“Farmers know it’s a problem; they know what to do about it,” said Bessire, author of the book “Running Out: In Search of Water on the High Plains.” “They also realize individual action is insufficient to [address] the scale of depletion.
“In other words, depletion cannot be solved by policies that only incentivize voluntary, individual actions by producers.”
According to Bessire, the interests of far-away agribusiness owners and commodity-market investors have held too much sway — at the expense of local farmers, business owners and residents.
“For independent producers, growing irrigated corn in a dry range can sometimes feel like betting against a stacked deck,” he said. “Most of our losses are papered over by farm subsidies, crop insurance and bank loans.
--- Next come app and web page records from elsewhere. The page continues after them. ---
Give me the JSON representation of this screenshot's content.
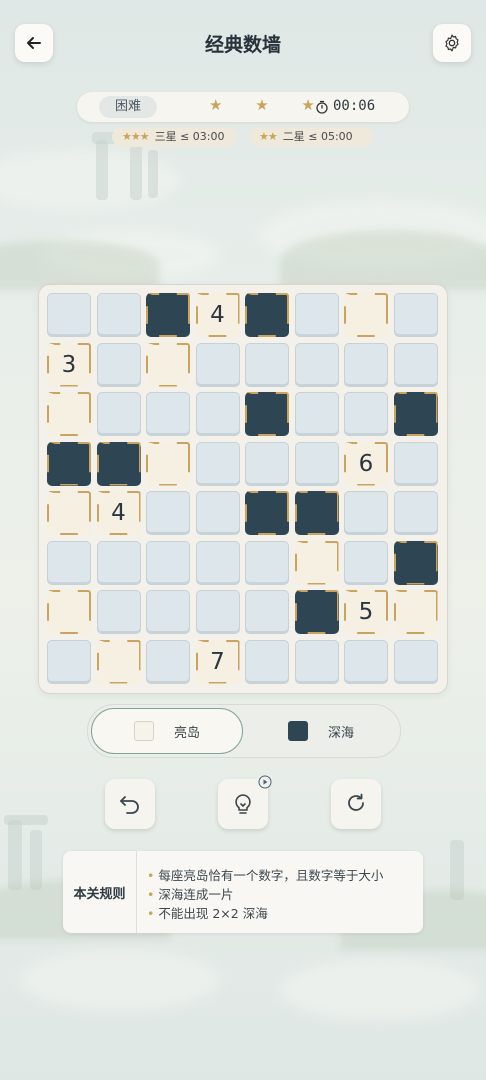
{
  "header": {
    "title": "经典数墙"
  },
  "status": {
    "difficulty": "困难",
    "stars": "★ ★ ★",
    "timer": "00:06"
  },
  "goals": [
    {
      "stars": "★★★",
      "label": "三星 ≤ 03:00"
    },
    {
      "stars": "★★",
      "label": "二星 ≤ 05:00"
    }
  ],
  "board": {
    "size": 8,
    "legend": "u = unknown, i = island, s = sea",
    "rows": [
      [
        "u",
        "u",
        "s",
        "i",
        "s",
        "u",
        "i",
        "u"
      ],
      [
        "i",
        "u",
        "i",
        "u",
        "u",
        "u",
        "u",
        "u"
      ],
      [
        "i",
        "u",
        "u",
        "u",
        "s",
        "u",
        "u",
        "s"
      ],
      [
        "s",
        "s",
        "i",
        "u",
        "u",
        "u",
        "i",
        "u"
      ],
      [
        "i",
        "i",
        "u",
        "u",
        "s",
        "s",
        "u",
        "u"
      ],
      [
        "u",
        "u",
        "u",
        "u",
        "u",
        "i",
        "u",
        "s"
      ],
      [
        "i",
        "u",
        "u",
        "u",
        "u",
        "s",
        "i",
        "i"
      ],
      [
        "u",
        "i",
        "u",
        "i",
        "u",
        "u",
        "u",
        "u"
      ]
    ],
    "numbers": [
      [
        "",
        "",
        "",
        "4",
        "",
        "",
        "",
        ""
      ],
      [
        "3",
        "",
        "",
        "",
        "",
        "",
        "",
        ""
      ],
      [
        "",
        "",
        "",
        "",
        "",
        "",
        "",
        ""
      ],
      [
        "",
        "",
        "",
        "",
        "",
        "",
        "6",
        ""
      ],
      [
        "",
        "4",
        "",
        "",
        "",
        "",
        "",
        ""
      ],
      [
        "",
        "",
        "",
        "",
        "",
        "",
        "",
        ""
      ],
      [
        "",
        "",
        "",
        "",
        "",
        "",
        "5",
        ""
      ],
      [
        "",
        "",
        "",
        "7",
        "",
        "",
        "",
        ""
      ]
    ]
  },
  "mode_toggle": {
    "island_label": "亮岛",
    "sea_label": "深海",
    "selected": "亮岛"
  },
  "actions": {
    "undo_icon": "undo-icon",
    "hint_icon": "lightbulb-icon",
    "reset_icon": "refresh-icon"
  },
  "rules": {
    "title": "本关规则",
    "items": [
      "每座亮岛恰有一个数字，且数字等于大小",
      "深海连成一片",
      "不能出现 2×2 深海"
    ]
  },
  "colors": {
    "sea": "#2e4654",
    "island": "#f6f0e3",
    "unknown": "#dde6ea",
    "gold": "#caa45e",
    "accent": "#7fa59b"
  }
}
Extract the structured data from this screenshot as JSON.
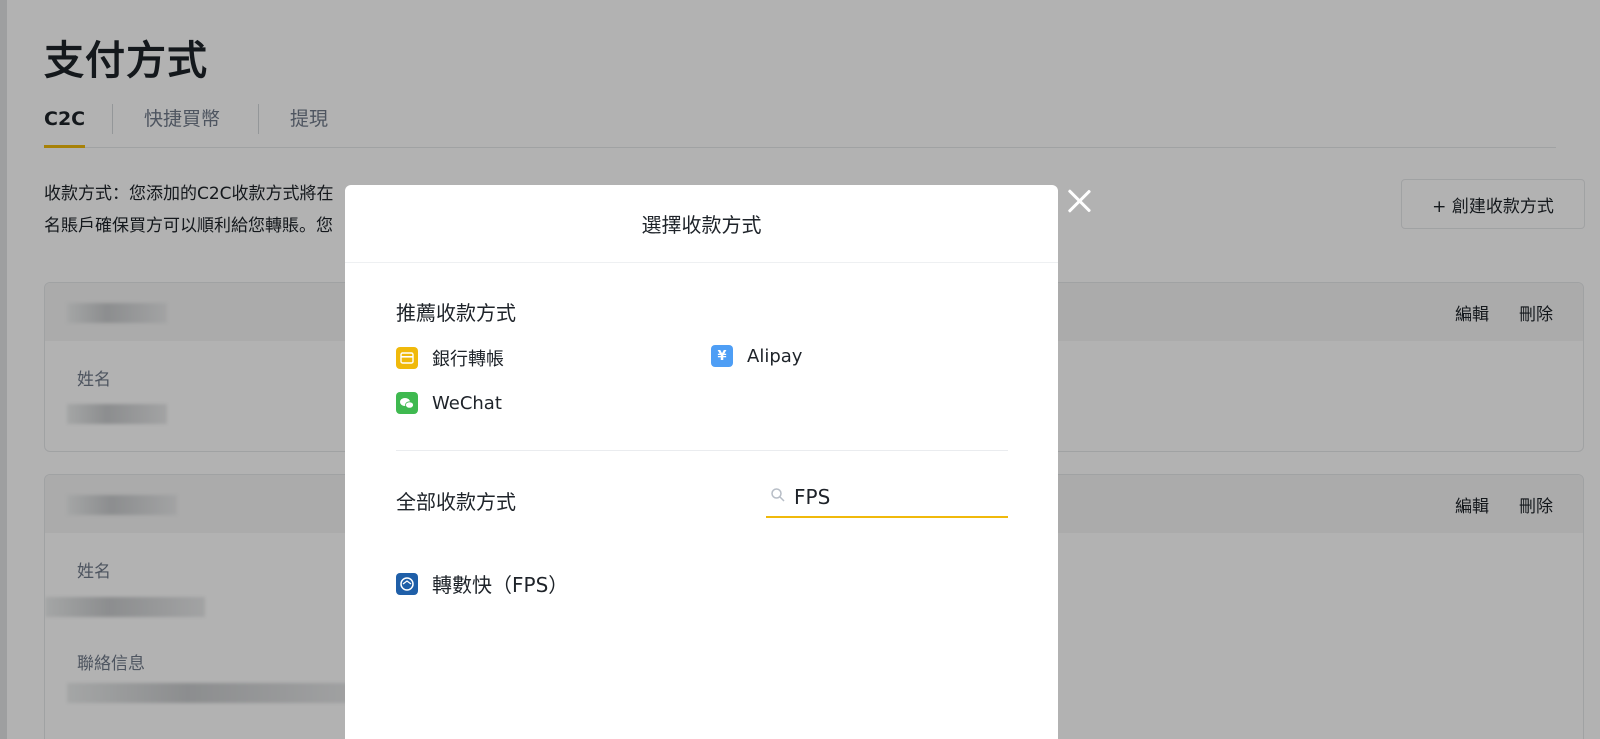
{
  "page": {
    "title": "支付方式",
    "tabs": [
      {
        "label": "C2C",
        "active": true
      },
      {
        "label": "快捷買幣",
        "active": false
      },
      {
        "label": "提現",
        "active": false
      }
    ],
    "notice_line1": "收款方式：您添加的C2C收款方式將在",
    "notice_line2": "名賬戶確保買方可以順利給您轉賬。您",
    "create_button": "+ 創建收款方式",
    "cards": [
      {
        "edit": "編輯",
        "delete": "刪除",
        "fields": [
          "姓名"
        ]
      },
      {
        "edit": "編輯",
        "delete": "刪除",
        "fields": [
          "姓名",
          "聯絡信息"
        ]
      }
    ]
  },
  "modal": {
    "title": "選擇收款方式",
    "recommended_title": "推薦收款方式",
    "recommended": [
      {
        "label": "銀行轉帳",
        "icon": "bank-card-icon",
        "color": "#f0b90b"
      },
      {
        "label": "Alipay",
        "icon": "alipay-icon",
        "color": "#4e9ef5"
      },
      {
        "label": "WeChat",
        "icon": "wechat-icon",
        "color": "#3fb950"
      }
    ],
    "all_title": "全部收款方式",
    "search_value": "FPS",
    "results": [
      {
        "label": "轉數快（FPS）",
        "icon": "fps-icon",
        "color": "#1f5fa8"
      }
    ]
  },
  "colors": {
    "accent": "#f0b90b",
    "text": "#1e2329",
    "muted": "#707a8a"
  }
}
Such aid can compel farmers to double down on wasteful practices, but even most of these short-term gains don’t stay in our communities.”
A framework for reshaping state water policy
A restructuring of farm finance was one of several ideas offered by Bessire to end what he called a current “race to the bottom.” He also said states must have policies and water-permitting systems that reflect “the real value of groundwater,” and must ensure that any incentives for reducing water use be tied to “collective, fair and enforceable benchmarks.”
Another priority of Bessire’s: ensuring that local groundwater districts (such as those in place in Kansas) represent all interests in the community, not just a select few water users.
In Kansas, Rep. Highland led the work of a special legislative committee that took a deep-dive into the state’s water challenges and future. That led to this year’s introduction of HB 2686. It did not pass, but Highland expects many of the proposals to reappear in future sessions — creating a cabinet-level Department of Water and Environment, imposing new or increased fees on water users to raise revenue for water conservation and recovery, requiring groundwater districts to develop plans to reduce groundwater declines by 50 percent, and demanding more reporting by these districts as well as additional state oversight.
“Good bills take time [to pass],”Highland said. “We all know that, and I think we’ve laid the groundwork.”
According to Griggs, groundwater depletion should no longer be thought of as only a “western” or “Great Plains” problem.
It is spreading.
For example, the most recent interstate disputes have involved Georgia, Florida, Tennessee and Mississippi.
“If you’ve ever been to these regions, you know they’re not lacking for water, but what they’re lacking is regular precipitation,” Griggs said. “And one of the things that groundwater does is allow producers to irrigate when they need to.”
Within a state, he urged lawmakers to craft policies with the view of groundwater, just like surface water, as a public resource.
“Dairies move. Meat plants burn down and move. Farms move,” he said. “But cities can’t move. Neither can rural communities.”
Kansas Sen. Carolyn McGinn has chosen water policy as the focus of her Midwestern Legislative Conference Chair’s Initiative for 2022. A series of articles is appearing in Stateline Midwest this year in support of this initiative. A special session on this topic also was held during this year’s MLC Annual Meeting.